Collection Details : The Nurse Practitioner

Secondary Logo

Journal Logo

Women's Health

  • Creator:   The Nurse Practitioner
  • Updated:   1/19/2022
  • Contains:  9 items
A collection of articles focused on conditions and treatment in healthcare, specific to women.
CE Test

Recognizing risk and presence of posttraumatic stress disorder in women

Heavey, Elizabeth

The Nurse Practitioner. 46(6):28-35, June 2021.

US women who report having experienced significant trauma at some point in their lives range from 50% to 90%. Yet posttraumatic stress disorder (PTSD) goes largely unrecognized in women. This article discusses ways to monitor, screen, and intervene for PTSD in women.

The role of telemedicine in gynecologic healthcare: A narrative review

Weltin, Ann; Etcher, LuAnn

The Nurse Practitioner. 46(5):24-31, May 2021.

This article offers a comprehensive narrative literature review on telemedicine use in gynecologic healthcare analyzing current telemedicine integration in the field and outlining innovative and best practices. Telemedicine use in contraceptive care, sexually transmitted infections, acute and chronic gynecologic conditions, and education are discussed. NPs are in a unique position to offer these services to patients in need of women's healthcare services. Barriers, facilitators, clinical implications, and future research are addressed.

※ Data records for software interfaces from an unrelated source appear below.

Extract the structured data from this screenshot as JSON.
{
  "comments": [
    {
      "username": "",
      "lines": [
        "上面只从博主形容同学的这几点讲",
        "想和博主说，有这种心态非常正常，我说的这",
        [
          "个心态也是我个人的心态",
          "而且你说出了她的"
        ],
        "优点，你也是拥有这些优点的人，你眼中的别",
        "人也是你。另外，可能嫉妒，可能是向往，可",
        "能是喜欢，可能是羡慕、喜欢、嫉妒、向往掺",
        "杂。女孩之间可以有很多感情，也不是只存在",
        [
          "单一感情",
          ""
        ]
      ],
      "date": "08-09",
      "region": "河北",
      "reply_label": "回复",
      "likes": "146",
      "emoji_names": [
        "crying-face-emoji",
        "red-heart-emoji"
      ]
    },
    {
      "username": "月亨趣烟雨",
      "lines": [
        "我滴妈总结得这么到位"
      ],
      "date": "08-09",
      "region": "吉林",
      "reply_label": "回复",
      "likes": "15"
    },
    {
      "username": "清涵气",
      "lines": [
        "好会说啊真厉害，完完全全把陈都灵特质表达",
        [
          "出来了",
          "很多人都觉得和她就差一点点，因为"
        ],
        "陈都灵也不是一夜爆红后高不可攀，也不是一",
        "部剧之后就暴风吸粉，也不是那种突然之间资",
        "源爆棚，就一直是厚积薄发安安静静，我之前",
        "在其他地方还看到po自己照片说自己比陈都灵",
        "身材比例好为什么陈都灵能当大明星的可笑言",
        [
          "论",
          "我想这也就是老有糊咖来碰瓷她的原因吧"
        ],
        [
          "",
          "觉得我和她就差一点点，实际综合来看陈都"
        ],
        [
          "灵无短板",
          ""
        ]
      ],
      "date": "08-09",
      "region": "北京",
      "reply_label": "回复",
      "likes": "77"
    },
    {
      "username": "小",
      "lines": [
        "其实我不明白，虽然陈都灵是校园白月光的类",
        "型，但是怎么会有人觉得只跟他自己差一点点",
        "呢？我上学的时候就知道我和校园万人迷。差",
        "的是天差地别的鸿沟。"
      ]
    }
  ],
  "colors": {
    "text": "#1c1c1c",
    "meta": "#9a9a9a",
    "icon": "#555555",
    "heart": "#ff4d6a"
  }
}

Beliefs related to Pap smear intention among Jamaicans: A qualitative research study

Linton, Denise

The Nurse Practitioner. 46(3):51-55, March 2021.

Globally, most women who are diagnosed with cervical cancer do not obtain regular screening with the Pap smear/test. Women in developing countries have high cervical cancer incidence and mortality. Therefore, a qualitative research study was conducted to determine the referents, and salient and control beliefs related to Pap smear/ test intention among Jamaicans.

Recurrent bacterial vaginosis

Ellington, Kelly; Saccomano, Scott J.

The Nurse Practitioner. 45(10):27-32, October 2020.

Bacterial vaginosis recurrence is common but can lead to recurrent bothersome symptoms associated with infection. This article reviews evidence-based options for practicing providers to improve patient outcomes. Bacterial vaginosis increases the risk of acquiring sexually transmitted infections, including HIV. Adequate treatment is essential to help avoid adverse patient outcomes.

Asymptomatic GBS bacteriuria during antenatal visits: To treat or not to treat?

Rosenberger, Kelly D.; Seibert, Amy; Hormig, Sara

The Nurse Practitioner. 45(7):18-25, July 2020.

Inconsistencies persist regarding the efficacy of treating asymptomatic group B Streptococcus bacteriuria in pregnant individuals with colony counts below 105 (100,000) CFU/mL. Despite these discrepancies, treatment still occurs. This article examines the role of screening and treatment, evidence-based guidelines, and practice patterns to provide clarification and resolve local practice disparities.

Guiding patients to appropriate vaccination during pregnancy

Heavey, Elizabeth

The Nurse Practitioner. 45(6):19-24, June 2020.

This article focuses on the two universally recommended vaccines during pregnancy—Tdap and influenza—and how NPs can advocate for the appropriate vaccination of this patient population.

Infertility management in primary care

Thable, Angela; Duff, Elsie; Dika, Cheryl

The Nurse Practitioner. 45(5):48-54, May 2020.

Infertility is a growing issue for couples. Primary care NPs can manage initial treatment as well as address the emotional and financial burdens of patients experiencing infertility. NPs can provide timely access to investigations and treatment, helping patients achieve their goal of pregnancy sooner.

Planned home births: The role of the primary care NP

Tedesco-Schneck, Mary

The Nurse Practitioner. 45(4):18-24, April 2020.

Over the past 15 years, there has been a steady resurgence of planned home births in the US. NPs have the opportunity to provide reliable information to women to help ensure a safe delivery and to optimize care for the neonate.